On Dec. 29, 1959, the physicist Richard Feynman delivered a famous speech at the California Institute of Technology titled “There is Plenty of Room at the Bottom.” He predicted almost limitless possibilities if we could “manipulate and control things on a small scale.” He nailed the next five decades of ever-shrinking realms that ultimately produced trillion-dollar markets in microelectronics, nanotechnology and bioengineering through DNA-level manipulation.
Now what? We’re 16 years into the 21st century without any clear map of the world ahead. Social media is nice—my friends take really glamorous vacations—but it doesn’t compare with opening Uber on my iPhone and, in what seems like seconds, hailing an imposing metallic Cadillac Escalade, which pulls up next to me. What else can I click on and change the real world?
The answer: The smaller technology shrinks, the bigger the world can grow. Smaller transistors, faster processors, cheaper sensors will all allow innovators to tackle problems with tremendous precision. It’s as if, because there is plenty of room at the bottom, now there is plenty of room at the top.
Do I mean self-driving Ford Mustangs? Certainly. I often see Google’s self-driving cars on the highways around the Bay Area in California. The $70,000 LIDAR vision system installed in the car is about to drop to less $1,000, cheaper than air bags. But the upside is much more than that.
For one, there is longer and higher. The new $6.4 billion Bay Bridge span, designed and simulated with Autodesk software before a single crane was deployed, is equipped with 199 seismic sensors to check for damage after any earthquake. The 2,073-foot Shanghai Tower, set to open any day now, has 400 real-time monitoring sensors, 27 wind-pressure sensors and 40 inclinometers looking for structural sway at different heights. Next-generation bridges will certainly install thousands, even millions of sensors. The result? Structures that are both safer and can scale to sizes not yet imaginable.

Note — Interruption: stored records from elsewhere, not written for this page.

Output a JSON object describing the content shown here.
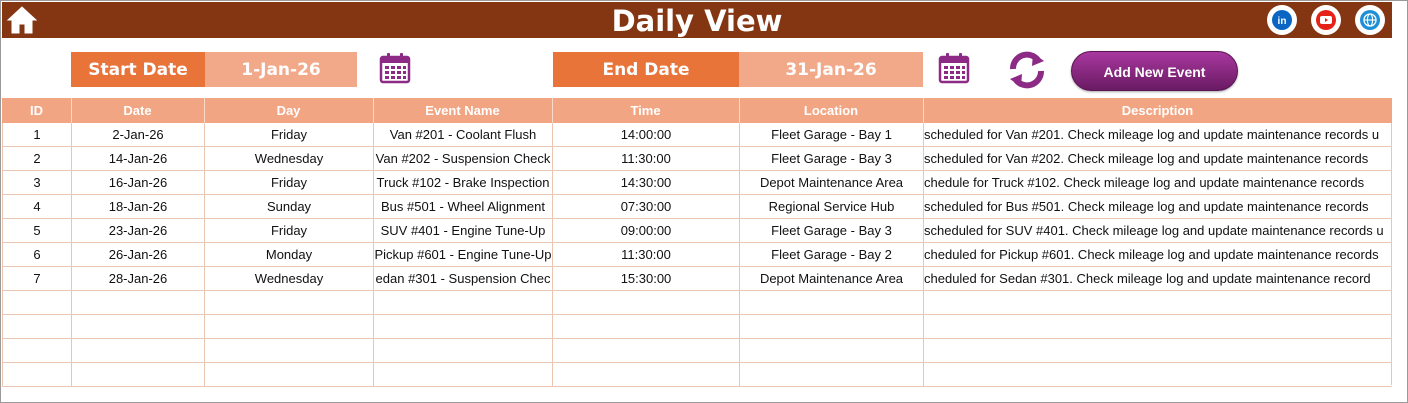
{
  "header": {
    "title": "Daily View",
    "home_icon": "home-icon",
    "social": [
      {
        "name": "linkedin-icon",
        "color": "#0a66c2",
        "glyph": "in"
      },
      {
        "name": "youtube-icon",
        "color": "#e62117",
        "glyph": "▶"
      },
      {
        "name": "globe-icon",
        "color": "#1e8fd6",
        "glyph": "◍"
      }
    ],
    "bg_color": "#843512"
  },
  "toolbar": {
    "start_label": "Start Date",
    "start_value": "1-Jan-26",
    "end_label": "End Date",
    "end_value": "31-Jan-26",
    "add_event_label": "Add New Event",
    "calendar_icon": "calendar-icon",
    "refresh_icon": "refresh-icon",
    "accent_color": "#e8743a",
    "value_color": "#f2a98a",
    "button_color": "#8a2782"
  },
  "table": {
    "columns": [
      "ID",
      "Date",
      "Day",
      "Event Name",
      "Time",
      "Location",
      "Description"
    ],
    "rows": [
      {
        "id": "1",
        "date": "2-Jan-26",
        "day": "Friday",
        "event": "Van #201 - Coolant Flush",
        "time": "14:00:00",
        "location": "Fleet Garage - Bay 1",
        "description": "scheduled for Van #201. Check mileage log and update maintenance records u"
      },
      {
        "id": "2",
        "date": "14-Jan-26",
        "day": "Wednesday",
        "event": "Van #202 - Suspension Check",
        "time": "11:30:00",
        "location": "Fleet Garage - Bay 3",
        "description": "scheduled for Van #202. Check mileage log and update maintenance records"
      },
      {
        "id": "3",
        "date": "16-Jan-26",
        "day": "Friday",
        "event": "Truck #102 - Brake Inspection",
        "time": "14:30:00",
        "location": "Depot Maintenance Area",
        "description": "chedule for Truck #102. Check mileage log and update maintenance records"
      },
      {
        "id": "4",
        "date": "18-Jan-26",
        "day": "Sunday",
        "event": "Bus #501 - Wheel Alignment",
        "time": "07:30:00",
        "location": "Regional Service Hub",
        "description": "scheduled for Bus #501. Check mileage log and update maintenance records"
      },
      {
        "id": "5",
        "date": "23-Jan-26",
        "day": "Friday",
        "event": "SUV #401 - Engine Tune-Up",
        "time": "09:00:00",
        "location": "Fleet Garage - Bay 3",
        "description": "scheduled for SUV #401. Check mileage log and update maintenance records u"
      },
      {
        "id": "6",
        "date": "26-Jan-26",
        "day": "Monday",
        "event": "Pickup #601 - Engine Tune-Up",
        "time": "11:30:00",
        "location": "Fleet Garage - Bay 2",
        "description": "cheduled for Pickup #601. Check mileage log and update maintenance records"
      },
      {
        "id": "7",
        "date": "28-Jan-26",
        "day": "Wednesday",
        "event": "edan #301 - Suspension Chec",
        "time": "15:30:00",
        "location": "Depot Maintenance Area",
        "description": "cheduled for Sedan #301. Check mileage log and update maintenance record"
      },
      {
        "id": "",
        "date": "",
        "day": "",
        "event": "",
        "time": "",
        "location": "",
        "description": ""
      },
      {
        "id": "",
        "date": "",
        "day": "",
        "event": "",
        "time": "",
        "location": "",
        "description": ""
      },
      {
        "id": "",
        "date": "",
        "day": "",
        "event": "",
        "time": "",
        "location": "",
        "description": ""
      },
      {
        "id": "",
        "date": "",
        "day": "",
        "event": "",
        "time": "",
        "location": "",
        "description": ""
      }
    ],
    "header_color": "#f2a583",
    "grid_color": "#e8c6b1"
  }
}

Building design and construction haven’t advanced much since the Empire State Building was raised in the 1930s. That’s changing, and here’s one example: Window struts, which are designed to resist compression, can be dashed off a 3-D printer. And because you can do amazing things in 3-D design, the printed version is 10 times lighter than one manufactured in a factory. And perhaps even 10 times stronger. So why doesn’t everyone use it? Because it costs 10 times as much and takes longer to churn out. But it’s only 2015: The cost will drop, and the entire construction industry will be turned downside up.